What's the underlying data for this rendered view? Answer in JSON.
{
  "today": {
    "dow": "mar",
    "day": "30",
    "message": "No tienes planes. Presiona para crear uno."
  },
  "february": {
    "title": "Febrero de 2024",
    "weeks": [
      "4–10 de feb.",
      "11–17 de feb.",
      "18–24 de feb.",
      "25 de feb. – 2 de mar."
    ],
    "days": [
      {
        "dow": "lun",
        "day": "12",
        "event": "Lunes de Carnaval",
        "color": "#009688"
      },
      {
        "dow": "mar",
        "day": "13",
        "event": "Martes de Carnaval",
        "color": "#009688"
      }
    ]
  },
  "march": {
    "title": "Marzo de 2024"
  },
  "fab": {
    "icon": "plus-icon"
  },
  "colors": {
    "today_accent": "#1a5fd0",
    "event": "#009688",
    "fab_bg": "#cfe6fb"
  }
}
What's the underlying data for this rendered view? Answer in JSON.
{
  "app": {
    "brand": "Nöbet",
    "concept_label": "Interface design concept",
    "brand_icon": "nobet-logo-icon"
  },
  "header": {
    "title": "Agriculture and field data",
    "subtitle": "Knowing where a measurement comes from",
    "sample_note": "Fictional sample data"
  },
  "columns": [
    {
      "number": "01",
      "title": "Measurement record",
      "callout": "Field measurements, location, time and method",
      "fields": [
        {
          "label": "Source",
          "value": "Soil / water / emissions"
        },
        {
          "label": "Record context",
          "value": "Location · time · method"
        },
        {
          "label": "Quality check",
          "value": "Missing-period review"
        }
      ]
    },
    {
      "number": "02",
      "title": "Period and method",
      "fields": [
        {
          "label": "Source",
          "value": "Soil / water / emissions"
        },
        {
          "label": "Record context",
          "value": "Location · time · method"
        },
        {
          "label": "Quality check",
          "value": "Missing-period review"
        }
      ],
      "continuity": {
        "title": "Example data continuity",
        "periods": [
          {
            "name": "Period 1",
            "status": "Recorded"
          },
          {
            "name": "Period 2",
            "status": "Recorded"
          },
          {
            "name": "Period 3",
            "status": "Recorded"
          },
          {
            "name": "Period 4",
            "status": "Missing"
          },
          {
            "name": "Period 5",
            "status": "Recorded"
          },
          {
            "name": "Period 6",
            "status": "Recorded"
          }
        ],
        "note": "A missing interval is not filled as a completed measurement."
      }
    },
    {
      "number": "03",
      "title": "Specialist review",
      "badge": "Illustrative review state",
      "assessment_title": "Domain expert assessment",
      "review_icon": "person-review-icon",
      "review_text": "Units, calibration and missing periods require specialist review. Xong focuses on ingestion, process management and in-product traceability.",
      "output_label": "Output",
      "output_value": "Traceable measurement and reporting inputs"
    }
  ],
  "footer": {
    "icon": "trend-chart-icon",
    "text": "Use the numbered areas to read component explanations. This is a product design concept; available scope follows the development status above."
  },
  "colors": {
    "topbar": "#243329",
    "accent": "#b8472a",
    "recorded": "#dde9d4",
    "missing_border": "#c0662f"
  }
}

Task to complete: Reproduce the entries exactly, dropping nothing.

Exercise response:
What's the underlying data for this rendered view? Answer in JSON.
{
  "today": {
    "dow": "mar",
    "day": "30",
    "message": "No tienes planes. Presiona para crear uno."
  },
  "february": {
    "title": "Febrero de 2024",
    "weeks": [
      "4–10 de feb.",
      "11–17 de feb.",
      "18–24 de feb.",
      "25 de feb. – 2 de mar."
    ],
    "days": [
      {
        "dow": "lun",
        "day": "12",
        "event": "Lunes de Carnaval",
        "color": "#009688"
      },
      {
        "dow": "mar",
        "day": "13",
        "event": "Martes de Carnaval",
        "color": "#009688"
      }
    ]
  },
  "march": {
    "title": "Marzo de 2024"
  },
  "fab": {
    "icon": "plus-icon"
  },
  "colors": {
    "today_accent": "#1a5fd0",
    "event": "#009688",
    "fab_bg": "#cfe6fb"
  }
}
What's the underlying data for this rendered view? Answer in JSON.
{
  "app": {
    "brand": "Nöbet",
    "concept_label": "Interface design concept",
    "brand_icon": "nobet-logo-icon"
  },
  "header": {
    "title": "Agriculture and field data",
    "subtitle": "Knowing where a measurement comes from",
    "sample_note": "Fictional sample data"
  },
  "columns": [
    {
      "number": "01",
      "title": "Measurement record",
      "callout": "Field measurements, location, time and method",
      "fields": [
        {
          "label": "Source",
          "value": "Soil / water / emissions"
        },
        {
          "label": "Record context",
          "value": "Location · time · method"
        },
        {
          "label": "Quality check",
          "value": "Missing-period review"
        }
      ]
    },
    {
      "number": "02",
      "title": "Period and method",
      "fields": [
        {
          "label": "Source",
          "value": "Soil / water / emissions"
        },
        {
          "label": "Record context",
          "value": "Location · time · method"
        },
        {
          "label": "Quality check",
          "value": "Missing-period review"
        }
      ],
      "continuity": {
        "title": "Example data continuity",
        "periods": [
          {
            "name": "Period 1",
            "status": "Recorded"
          },
          {
            "name": "Period 2",
            "status": "Recorded"
          },
          {
            "name": "Period 3",
            "status": "Recorded"
          },
          {
            "name": "Period 4",
            "status": "Missing"
          },
          {
            "name": "Period 5",
            "status": "Recorded"
          },
          {
            "name": "Period 6",
            "status": "Recorded"
          }
        ],
        "note": "A missing interval is not filled as a completed measurement."
      }
    },
    {
      "number": "03",
      "title": "Specialist review",
      "badge": "Illustrative review state",
      "assessment_title": "Domain expert assessment",
      "review_icon": "person-review-icon",
      "review_text": "Units, calibration and missing periods require specialist review. Xong focuses on ingestion, process management and in-product traceability.",
      "output_label": "Output",
      "output_value": "Traceable measurement and reporting inputs"
    }
  ],
  "footer": {
    "icon": "trend-chart-icon",
    "text": "Use the numbered areas to read component explanations. This is a product design concept; available scope follows the development status above."
  },
  "colors": {
    "topbar": "#243329",
    "accent": "#b8472a",
    "recorded": "#dde9d4",
    "missing_border": "#c0662f"
  }
}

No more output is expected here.